Mr Leung, 30, and Ms Yau, 25, also displayed a flag that said “Hong Kong is Not China” and used an old-fashioned derogatory Japanese term for China. Ms Yau inserted a curse word into her pledge, while Mr Leung crossed his fingers.

The judge said: “By seeking to make a mockery of China and the People’s Republic of China in a derogatory and humiliating manner, it is objectively plain that Mr Leung and Ms Yau refused to pledge allegiance to the Hong Kong Special Administrative Region as an inalienable part of the People’s Republic of China.”

The two politicians said they would appeal the decision to the Court of Final Appeal, rather than accepting the outcome and running for the seats again in a by-election.

“What is the meaning of joining this by-election if the result can be overruled by the government easily?” said Mr Leung, who accused Beijing of destroying Hong Kong’s values.

In an unprecedented step, Beijing handed down its own interpretation of the Basic Law last week, circumventing Hong Kong’s courts and raising fears that the city’s wide autonomy and independent judiciary under Chinese rule were being undermined.

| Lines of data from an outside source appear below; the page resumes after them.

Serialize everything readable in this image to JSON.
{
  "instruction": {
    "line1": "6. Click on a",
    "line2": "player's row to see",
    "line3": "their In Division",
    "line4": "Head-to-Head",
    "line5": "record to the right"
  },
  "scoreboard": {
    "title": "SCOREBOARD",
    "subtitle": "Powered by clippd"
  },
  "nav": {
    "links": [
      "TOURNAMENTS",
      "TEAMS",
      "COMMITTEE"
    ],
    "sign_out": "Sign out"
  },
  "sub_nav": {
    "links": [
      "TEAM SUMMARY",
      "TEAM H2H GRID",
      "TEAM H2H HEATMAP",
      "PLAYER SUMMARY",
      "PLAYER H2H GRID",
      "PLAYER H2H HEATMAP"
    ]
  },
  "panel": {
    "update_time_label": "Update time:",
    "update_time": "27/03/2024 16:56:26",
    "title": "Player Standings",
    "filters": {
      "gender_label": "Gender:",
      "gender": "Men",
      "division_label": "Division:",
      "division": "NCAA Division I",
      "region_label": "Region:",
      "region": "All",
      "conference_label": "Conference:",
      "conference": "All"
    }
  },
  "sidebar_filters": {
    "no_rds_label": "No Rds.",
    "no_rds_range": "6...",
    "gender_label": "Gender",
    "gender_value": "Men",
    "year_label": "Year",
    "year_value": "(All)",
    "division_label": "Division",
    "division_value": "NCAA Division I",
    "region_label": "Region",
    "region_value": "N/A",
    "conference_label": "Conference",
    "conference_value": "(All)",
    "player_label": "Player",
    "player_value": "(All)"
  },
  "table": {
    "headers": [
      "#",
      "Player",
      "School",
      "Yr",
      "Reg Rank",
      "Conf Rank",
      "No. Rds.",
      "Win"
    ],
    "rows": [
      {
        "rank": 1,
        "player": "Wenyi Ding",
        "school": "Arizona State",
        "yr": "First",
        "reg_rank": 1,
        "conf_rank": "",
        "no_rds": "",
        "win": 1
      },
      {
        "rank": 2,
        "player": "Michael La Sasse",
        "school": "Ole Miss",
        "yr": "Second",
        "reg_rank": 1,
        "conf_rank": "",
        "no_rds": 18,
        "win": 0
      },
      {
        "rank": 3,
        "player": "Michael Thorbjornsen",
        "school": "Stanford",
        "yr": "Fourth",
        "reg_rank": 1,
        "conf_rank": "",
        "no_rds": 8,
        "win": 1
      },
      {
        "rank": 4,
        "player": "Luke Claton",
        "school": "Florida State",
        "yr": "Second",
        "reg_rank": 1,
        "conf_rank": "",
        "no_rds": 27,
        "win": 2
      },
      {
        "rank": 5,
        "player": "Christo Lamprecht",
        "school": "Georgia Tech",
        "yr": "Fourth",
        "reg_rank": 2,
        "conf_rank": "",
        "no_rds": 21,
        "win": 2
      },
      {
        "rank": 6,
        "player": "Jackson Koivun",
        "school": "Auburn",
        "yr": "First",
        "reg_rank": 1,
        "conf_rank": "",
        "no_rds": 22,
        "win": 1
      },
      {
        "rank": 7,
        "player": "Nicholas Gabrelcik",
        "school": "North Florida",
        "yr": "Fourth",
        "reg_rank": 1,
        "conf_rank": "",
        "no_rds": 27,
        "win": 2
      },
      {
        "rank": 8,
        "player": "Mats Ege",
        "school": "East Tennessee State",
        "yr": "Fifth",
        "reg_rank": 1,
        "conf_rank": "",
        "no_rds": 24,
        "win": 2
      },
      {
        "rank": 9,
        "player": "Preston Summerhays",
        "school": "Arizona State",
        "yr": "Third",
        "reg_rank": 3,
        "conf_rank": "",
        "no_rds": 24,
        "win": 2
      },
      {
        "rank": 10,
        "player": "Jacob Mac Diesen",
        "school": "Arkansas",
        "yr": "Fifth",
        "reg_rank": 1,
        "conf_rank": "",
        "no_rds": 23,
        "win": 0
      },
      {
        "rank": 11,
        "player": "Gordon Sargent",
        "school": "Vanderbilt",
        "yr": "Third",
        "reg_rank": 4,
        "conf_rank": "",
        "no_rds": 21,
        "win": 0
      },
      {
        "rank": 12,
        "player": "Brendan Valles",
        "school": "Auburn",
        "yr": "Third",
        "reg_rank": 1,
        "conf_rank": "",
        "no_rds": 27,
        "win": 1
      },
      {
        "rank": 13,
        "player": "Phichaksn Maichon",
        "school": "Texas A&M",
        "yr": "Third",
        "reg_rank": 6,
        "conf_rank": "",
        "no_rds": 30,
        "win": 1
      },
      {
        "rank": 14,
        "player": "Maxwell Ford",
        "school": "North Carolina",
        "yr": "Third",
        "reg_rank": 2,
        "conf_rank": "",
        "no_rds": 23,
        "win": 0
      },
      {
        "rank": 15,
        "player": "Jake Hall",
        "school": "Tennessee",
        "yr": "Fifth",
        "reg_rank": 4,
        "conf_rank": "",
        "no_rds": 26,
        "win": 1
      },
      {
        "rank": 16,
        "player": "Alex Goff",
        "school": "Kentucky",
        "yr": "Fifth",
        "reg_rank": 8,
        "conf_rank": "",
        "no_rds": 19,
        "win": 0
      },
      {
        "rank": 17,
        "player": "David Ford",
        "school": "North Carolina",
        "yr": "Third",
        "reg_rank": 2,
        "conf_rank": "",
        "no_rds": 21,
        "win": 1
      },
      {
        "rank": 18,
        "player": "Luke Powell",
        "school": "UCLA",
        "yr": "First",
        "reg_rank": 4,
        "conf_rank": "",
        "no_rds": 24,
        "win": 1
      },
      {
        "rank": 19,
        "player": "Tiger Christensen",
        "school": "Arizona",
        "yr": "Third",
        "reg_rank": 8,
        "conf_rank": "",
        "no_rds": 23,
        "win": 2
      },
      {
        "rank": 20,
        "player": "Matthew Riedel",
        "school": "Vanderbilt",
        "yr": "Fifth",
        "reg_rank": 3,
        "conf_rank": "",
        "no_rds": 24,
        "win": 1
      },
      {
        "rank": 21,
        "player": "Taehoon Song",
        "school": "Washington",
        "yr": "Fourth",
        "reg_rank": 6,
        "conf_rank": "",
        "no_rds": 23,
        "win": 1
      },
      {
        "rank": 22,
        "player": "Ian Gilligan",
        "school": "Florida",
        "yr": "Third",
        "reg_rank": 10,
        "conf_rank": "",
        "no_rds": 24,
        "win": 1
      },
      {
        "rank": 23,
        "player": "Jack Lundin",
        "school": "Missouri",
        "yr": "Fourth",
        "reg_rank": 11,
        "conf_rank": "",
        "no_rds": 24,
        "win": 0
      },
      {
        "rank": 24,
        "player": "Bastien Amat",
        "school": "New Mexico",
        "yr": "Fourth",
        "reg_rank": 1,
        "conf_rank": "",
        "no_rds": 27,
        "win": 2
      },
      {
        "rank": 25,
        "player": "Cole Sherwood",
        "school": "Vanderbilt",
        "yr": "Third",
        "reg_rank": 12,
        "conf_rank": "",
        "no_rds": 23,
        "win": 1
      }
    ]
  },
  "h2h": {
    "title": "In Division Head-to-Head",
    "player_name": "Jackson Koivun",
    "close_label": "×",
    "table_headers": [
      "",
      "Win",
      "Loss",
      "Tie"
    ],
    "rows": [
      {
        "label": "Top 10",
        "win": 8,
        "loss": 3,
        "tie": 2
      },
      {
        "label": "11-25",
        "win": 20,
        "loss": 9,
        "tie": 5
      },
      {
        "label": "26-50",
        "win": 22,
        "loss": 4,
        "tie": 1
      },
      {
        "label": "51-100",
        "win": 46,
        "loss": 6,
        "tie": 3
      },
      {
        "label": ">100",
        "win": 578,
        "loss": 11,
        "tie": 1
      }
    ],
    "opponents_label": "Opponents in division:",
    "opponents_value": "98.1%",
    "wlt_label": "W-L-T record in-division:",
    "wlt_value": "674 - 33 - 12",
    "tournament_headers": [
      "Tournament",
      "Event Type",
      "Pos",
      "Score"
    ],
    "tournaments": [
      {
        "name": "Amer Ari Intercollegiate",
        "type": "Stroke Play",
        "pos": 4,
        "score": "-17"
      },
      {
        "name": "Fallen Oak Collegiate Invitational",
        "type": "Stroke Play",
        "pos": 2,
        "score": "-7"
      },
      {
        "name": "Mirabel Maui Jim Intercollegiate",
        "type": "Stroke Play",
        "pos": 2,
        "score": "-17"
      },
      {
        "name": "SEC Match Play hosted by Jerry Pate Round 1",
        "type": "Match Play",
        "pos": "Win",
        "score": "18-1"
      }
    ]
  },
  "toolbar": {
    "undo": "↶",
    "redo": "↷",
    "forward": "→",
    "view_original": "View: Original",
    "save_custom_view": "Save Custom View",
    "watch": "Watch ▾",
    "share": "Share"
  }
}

China’s most senior legislative panel, the National People’s Congress Standing Committee, said that under the Basic Law anyone who doesn’t take their oath accurately, “sincerely and solemnly” should be barred from office.

While Hong Kong courts are required to enforce such rulings, Judge Au said he would have come to the same decision with or without Beijing’s interpretation.